The above preview is unformatted text

This student written piece of work is one of many that can be found in our AS and A Level United States section.

Found what you're looking for?

  • Start learning 29% faster today
  • 150,000+ documents available
  • Just £6.99 a month

Not the one? Search for your essay title...
  • Join over 1.2 million students every month
  • Accelerate your learning by 29%
  • Unlimited access from just £6.99 per month

See related essaysSee related essays

Related AS and A Level United States essays

  1. Federalism essay

    In practice the 'federal' government now has many of the constitutional powers of a national government. The US Constitution is a guide, and not a blueprint. The Swiss Constitution has many unique features, which owe themselves to the origin of the Republic.

  2. How is Britain's constitution changing in the 21st century?

    a right to life, liberty, respect for private and family life, and freedom from torture and discrimination. The consequences of the integration of the ECHR into British legislation does have profound effects for the present British constitution. The constitution, though not contained in one document, is becoming increasingly written.

  1. presidential power how far does it go
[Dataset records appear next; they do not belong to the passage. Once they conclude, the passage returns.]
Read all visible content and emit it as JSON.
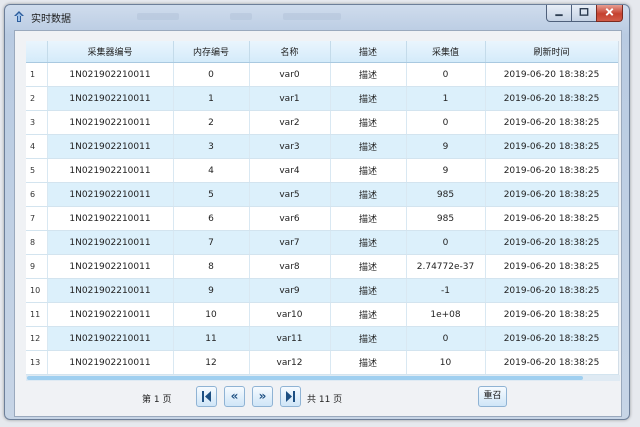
{
  "window": {
    "title": "实时数据"
  },
  "table": {
    "columns": [
      "",
      "采集器编号",
      "内存编号",
      "名称",
      "描述",
      "采集值",
      "刷新时间"
    ],
    "rows": [
      [
        "1",
        "1N021902210011",
        "0",
        "var0",
        "描述",
        "0",
        "2019-06-20 18:38:25"
      ],
      [
        "2",
        "1N021902210011",
        "1",
        "var1",
        "描述",
        "1",
        "2019-06-20 18:38:25"
      ],
      [
        "3",
        "1N021902210011",
        "2",
        "var2",
        "描述",
        "0",
        "2019-06-20 18:38:25"
      ],
      [
        "4",
        "1N021902210011",
        "3",
        "var3",
        "描述",
        "9",
        "2019-06-20 18:38:25"
      ],
      [
        "5",
        "1N021902210011",
        "4",
        "var4",
        "描述",
        "9",
        "2019-06-20 18:38:25"
      ],
      [
        "6",
        "1N021902210011",
        "5",
        "var5",
        "描述",
        "985",
        "2019-06-20 18:38:25"
      ],
      [
        "7",
        "1N021902210011",
        "6",
        "var6",
        "描述",
        "985",
        "2019-06-20 18:38:25"
      ],
      [
        "8",
        "1N021902210011",
        "7",
        "var7",
        "描述",
        "0",
        "2019-06-20 18:38:25"
      ],
      [
        "9",
        "1N021902210011",
        "8",
        "var8",
        "描述",
        "2.74772e-37",
        "2019-06-20 18:38:25"
      ],
      [
        "10",
        "1N021902210011",
        "9",
        "var9",
        "描述",
        "-1",
        "2019-06-20 18:38:25"
      ],
      [
        "11",
        "1N021902210011",
        "10",
        "var10",
        "描述",
        "1e+08",
        "2019-06-20 18:38:25"
      ],
      [
        "12",
        "1N021902210011",
        "11",
        "var11",
        "描述",
        "0",
        "2019-06-20 18:38:25"
      ],
      [
        "13",
        "1N021902210011",
        "12",
        "var12",
        "描述",
        "10",
        "2019-06-20 18:38:25"
      ]
    ]
  },
  "pager": {
    "page_label": "第 1 页",
    "first": "first-page",
    "prev": "«",
    "next": "»",
    "last": "last-page",
    "total_label": "共 11 页",
    "refresh_label": "重召"
  }
}
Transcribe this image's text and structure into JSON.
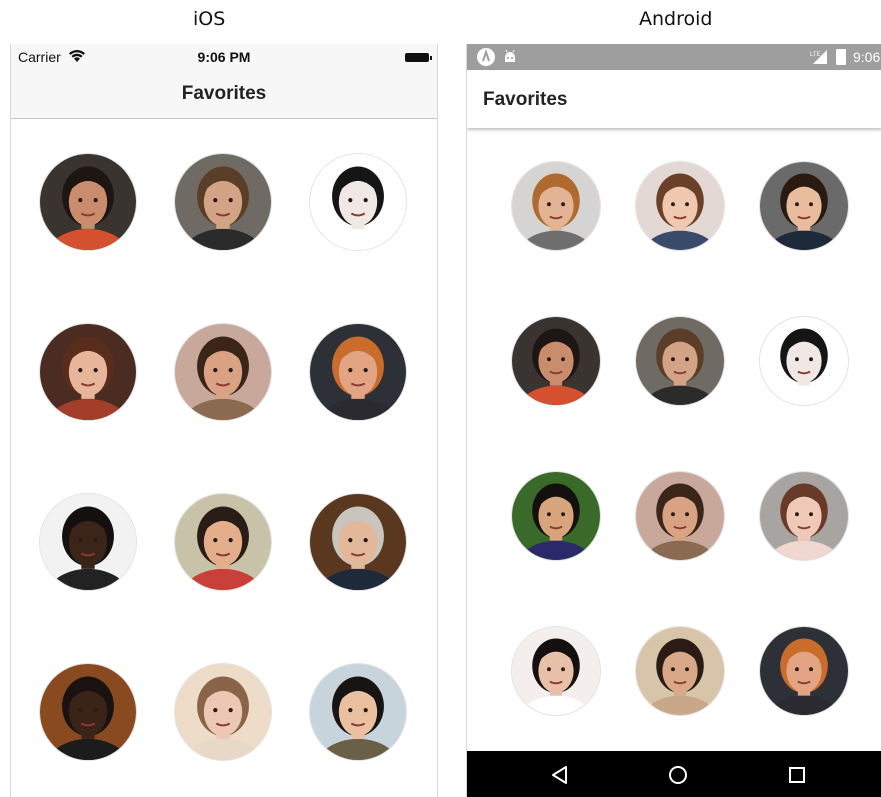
{
  "labels": {
    "ios": "iOS",
    "android": "Android"
  },
  "ios": {
    "carrier": "Carrier",
    "time": "9:06 PM",
    "title": "Favorites"
  },
  "android": {
    "time": "9:06",
    "title": "Favorites"
  },
  "colors": {
    "ios_bar": "#f7f7f7",
    "android_status": "#9e9e9e",
    "android_nav": "#000000"
  },
  "ios_favorites": [
    {
      "bg": "#3a3430",
      "skin": "#c98d6e",
      "hair": "#1e1613",
      "shirt": "#d4502e"
    },
    {
      "bg": "#6f6a64",
      "skin": "#d2a384",
      "hair": "#5b3e28",
      "shirt": "#2b2b2b"
    },
    {
      "bg": "#ffffff",
      "skin": "#f0e8e4",
      "hair": "#151515",
      "shirt": "#ffffff"
    },
    {
      "bg": "#4a2c22",
      "skin": "#e7b59a",
      "hair": "#5a2c1c",
      "shirt": "#a33e2a"
    },
    {
      "bg": "#c8a89a",
      "skin": "#d8a283",
      "hair": "#3a2518",
      "shirt": "#8a6a50"
    },
    {
      "bg": "#2e3038",
      "skin": "#e2a482",
      "hair": "#c96c2c",
      "shirt": "#2a2a30"
    },
    {
      "bg": "#f2f2f2",
      "skin": "#3b2418",
      "hair": "#141010",
      "shirt": "#222222"
    },
    {
      "bg": "#c8c2a8",
      "skin": "#e2ae8c",
      "hair": "#2a1c16",
      "shirt": "#c9403a"
    },
    {
      "bg": "#5a3820",
      "skin": "#e2b79a",
      "hair": "#c8c4be",
      "shirt": "#1e2a3a"
    },
    {
      "bg": "#8a4a20",
      "skin": "#3a2418",
      "hair": "#1a1210",
      "shirt": "#1c1c1c"
    },
    {
      "bg": "#ecdcc8",
      "skin": "#ecc8b4",
      "hair": "#8a6448",
      "shirt": "#e8d8c8"
    },
    {
      "bg": "#c8d4dc",
      "skin": "#eac0a0",
      "hair": "#181414",
      "shirt": "#6a6048"
    }
  ],
  "android_favorites": [
    {
      "bg": "#d6d4d2",
      "skin": "#e2b494",
      "hair": "#b06a30",
      "shirt": "#6e6e6e"
    },
    {
      "bg": "#e4d8d4",
      "skin": "#f0c8b0",
      "hair": "#6a4028",
      "shirt": "#3a4a6a"
    },
    {
      "bg": "#6a6a6a",
      "skin": "#e8bc9c",
      "hair": "#2a1a12",
      "shirt": "#1e2a3a"
    },
    {
      "bg": "#3a3430",
      "skin": "#c98d6e",
      "hair": "#1e1613",
      "shirt": "#d4502e"
    },
    {
      "bg": "#6f6a64",
      "skin": "#d2a384",
      "hair": "#5b3e28",
      "shirt": "#2b2b2b"
    },
    {
      "bg": "#ffffff",
      "skin": "#f0e8e4",
      "hair": "#151515",
      "shirt": "#ffffff"
    },
    {
      "bg": "#3a6a2a",
      "skin": "#d8a47e",
      "hair": "#141010",
      "shirt": "#2a2a6a"
    },
    {
      "bg": "#c8a89a",
      "skin": "#d8a283",
      "hair": "#3a2518",
      "shirt": "#8a6a50"
    },
    {
      "bg": "#a8a4a2",
      "skin": "#f0c8b8",
      "hair": "#6a3a28",
      "shirt": "#f0d8d0"
    },
    {
      "bg": "#f4eeec",
      "skin": "#e8c0a8",
      "hair": "#141010",
      "shirt": "#ffffff"
    },
    {
      "bg": "#d8c4a8",
      "skin": "#d8a888",
      "hair": "#2a1c14",
      "shirt": "#c8a888"
    },
    {
      "bg": "#2e3038",
      "skin": "#e2a482",
      "hair": "#c96c2c",
      "shirt": "#2a2a30"
    }
  ]
}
    However, let us return to the ticking time bomb scenario as a microcosm of the duties men at war, be it at the field level, or at the executive level. Remembering Hamilton's designation of the executive as a position of energy or action, let us remember that in 1790 the
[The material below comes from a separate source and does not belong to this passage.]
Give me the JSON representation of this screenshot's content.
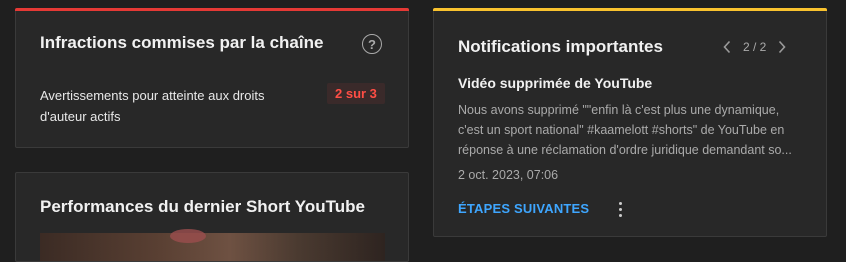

  2. The British Constitution

    The Monarch is required by the government to assent all bills. This is called The Royal Assent. This is a process that allows a bill to become a statute. The role of the Monarch in this process is in fact by convention only.

  1. Was the Weimar constitution a model of democracy or was it providing a blue ...

    The assembly-started work on 6 February 1919 but not in the capital Berlin as it was still tense and disrupted, but at the small town of Weimar. The Weimar was guarded by 7000 Freikorps troops so it would be safe from any type of rebellion.

  2. US Constitution Definition of Terms

    It was argued that the Elastic Clause gave Congress the power to establish a National Bank to hold the money. It allows Congress to pass laws that are needed as time changes. It was a point of much contention between those who favoured a loose reading of the Constitution and those who favoured a strict reading.

  1. Assess the view that the US Constitution often ensures limited government

    They are the first 10 amendments to the constitution, ratified by the states in 1791, and are guaranteed constitutional rights, entrenched in the constitution[24]. Although called the Bill of Rights, these 10 amendments are essentially a ?bill of limits?, because the amendments limit the powers of the national government over the rights and liberties of individuals.

  2. American Government Term Paper #1. Discuss the theory of Checks and Balances as outlined ...

    In order to create an active and powerful government, like the framers intended, they also incorporated the elastic clause (necessary and proper clause), ?which provides Congress the authority to make all laws necessary and proper to carry out the other powers given to Congress? (We the People).

  • Over 160,000 pieces
    of student written work
  • Annotated by
    experienced teachers
  • Ideas and feedback to
    improve your own work